Last year saw the publication of the Financial Times columnist Simon Kuper’s superb book Chums, which was about two connected stories: the hatching of the idea of Brexit at Oxford, and the tale of how the Conservative party eventually ended the unbroken run of state-educated leaders that had gone from Ted Heath to Michael Howard. “In the 1980s,” Kuper wrote, “the upper classes were regaining the confidence that had been beaten out of them during Britain’s social democratic 1945-to-1979 era.”

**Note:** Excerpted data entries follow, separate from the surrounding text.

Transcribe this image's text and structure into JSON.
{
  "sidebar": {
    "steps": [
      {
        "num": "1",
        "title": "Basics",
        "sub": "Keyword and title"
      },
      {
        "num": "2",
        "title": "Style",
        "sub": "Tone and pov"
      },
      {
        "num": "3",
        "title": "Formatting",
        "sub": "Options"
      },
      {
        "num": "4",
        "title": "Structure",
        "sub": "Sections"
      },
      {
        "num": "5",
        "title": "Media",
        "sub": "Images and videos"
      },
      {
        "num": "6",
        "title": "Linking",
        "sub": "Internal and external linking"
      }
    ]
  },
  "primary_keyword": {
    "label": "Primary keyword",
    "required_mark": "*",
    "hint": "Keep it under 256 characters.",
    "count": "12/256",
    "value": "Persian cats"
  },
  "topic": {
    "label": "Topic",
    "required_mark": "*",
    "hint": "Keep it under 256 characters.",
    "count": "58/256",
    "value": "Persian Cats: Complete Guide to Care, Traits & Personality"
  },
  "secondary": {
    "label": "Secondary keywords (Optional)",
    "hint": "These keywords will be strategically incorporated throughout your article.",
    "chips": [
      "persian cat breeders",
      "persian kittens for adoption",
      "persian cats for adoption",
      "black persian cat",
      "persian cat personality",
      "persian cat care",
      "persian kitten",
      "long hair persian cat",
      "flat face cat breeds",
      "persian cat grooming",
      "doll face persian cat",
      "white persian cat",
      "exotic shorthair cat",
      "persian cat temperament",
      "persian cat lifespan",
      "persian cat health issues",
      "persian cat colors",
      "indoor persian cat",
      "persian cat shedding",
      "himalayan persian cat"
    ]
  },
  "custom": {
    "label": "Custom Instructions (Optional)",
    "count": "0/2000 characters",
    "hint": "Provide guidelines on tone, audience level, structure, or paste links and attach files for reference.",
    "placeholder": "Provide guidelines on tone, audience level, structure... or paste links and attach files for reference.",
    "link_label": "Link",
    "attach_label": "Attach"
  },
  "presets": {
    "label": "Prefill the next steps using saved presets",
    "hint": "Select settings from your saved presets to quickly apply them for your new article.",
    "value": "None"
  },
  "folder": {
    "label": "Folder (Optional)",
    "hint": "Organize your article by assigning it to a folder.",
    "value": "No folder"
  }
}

For all Margaret Thatcher’s patina of petit-bourgeois meritocracy, he said, “during her reign, privilege and the right accent became something to be celebrated again”. You see this vividly in the infamous Bullingdon Club photograph featuring Johnson and David Cameron, taken at Oxford in 1987; two decades later, when Cameron became Tory leader, the renaissance of poshness and entitlement was complete. Kuper describes Cameron as “a quasi aristocrat who ruled the UK with a posh clique of school chums”, a way of doing things at least partly adopted by his latest successor: Sunak’s new “political secretary” is the former Times and Spectator writer James Forsyth, a schoolfriend from Winchester.
There have been two recurring themes in recent political history. Johnson crystallised a sense of rich and powerful people acting with assumed impunity; Sunak, the weak prefect, seems so accustomed to such behaviour that he can’t figure out how to stop it. But this story blurs into something even bigger: a chain of people safely bound into absurd networks of privilege have taken endlessly stupid decisions, knowing that their wealth and connections mean they will never have to worry about the consequences. This is the essential story of how Britain was led out of the European Union by such privately educated chancers as Johnson, Rees-Mogg, Nigel Farage, Dominic Cummings and the former Tory MEP Daniel Hannan. It also applies to the years of austerity instigated by Cameron, George Osborne and Nick Clegg.
The context for these tragedies remains as brazen and appalling as ever: at the last count, two-thirds of senior judges were privately educated, along with 51% of what the Sutton Trust charity calls “leading journalists”, and 52% of foreign office diplomats. The figure for Sunak’s cabinet is 65%.
We may break the conveyor belt that leads from private schools to the commanding heights of power with a simple change: ensuring that the intake of Oxford, Cambridge and all Russell Group universities reflects the proportion of people in the UK who are state educated (93%). I also wonder if it would be an idea to do what Kuper suggests, and turn Oxford and Cambridge into postgraduate institutions, ending “elite” undergraduate education altogether.
But obviously, there is so much more to do: put crudely, a huge process of reform and positive discrimination that would finally open up our institutions, and belatedly begin their transformation. Even as Britain tumbles, this conversation has barely begun. It ought to start with a blunt acknowledgment: that there is no way out of this country’s morass of failure and sleaze until all those circles of power and entitlement are finally pushed aside.
John Harris is a Guardian columnist
This article first appeared in the Guardian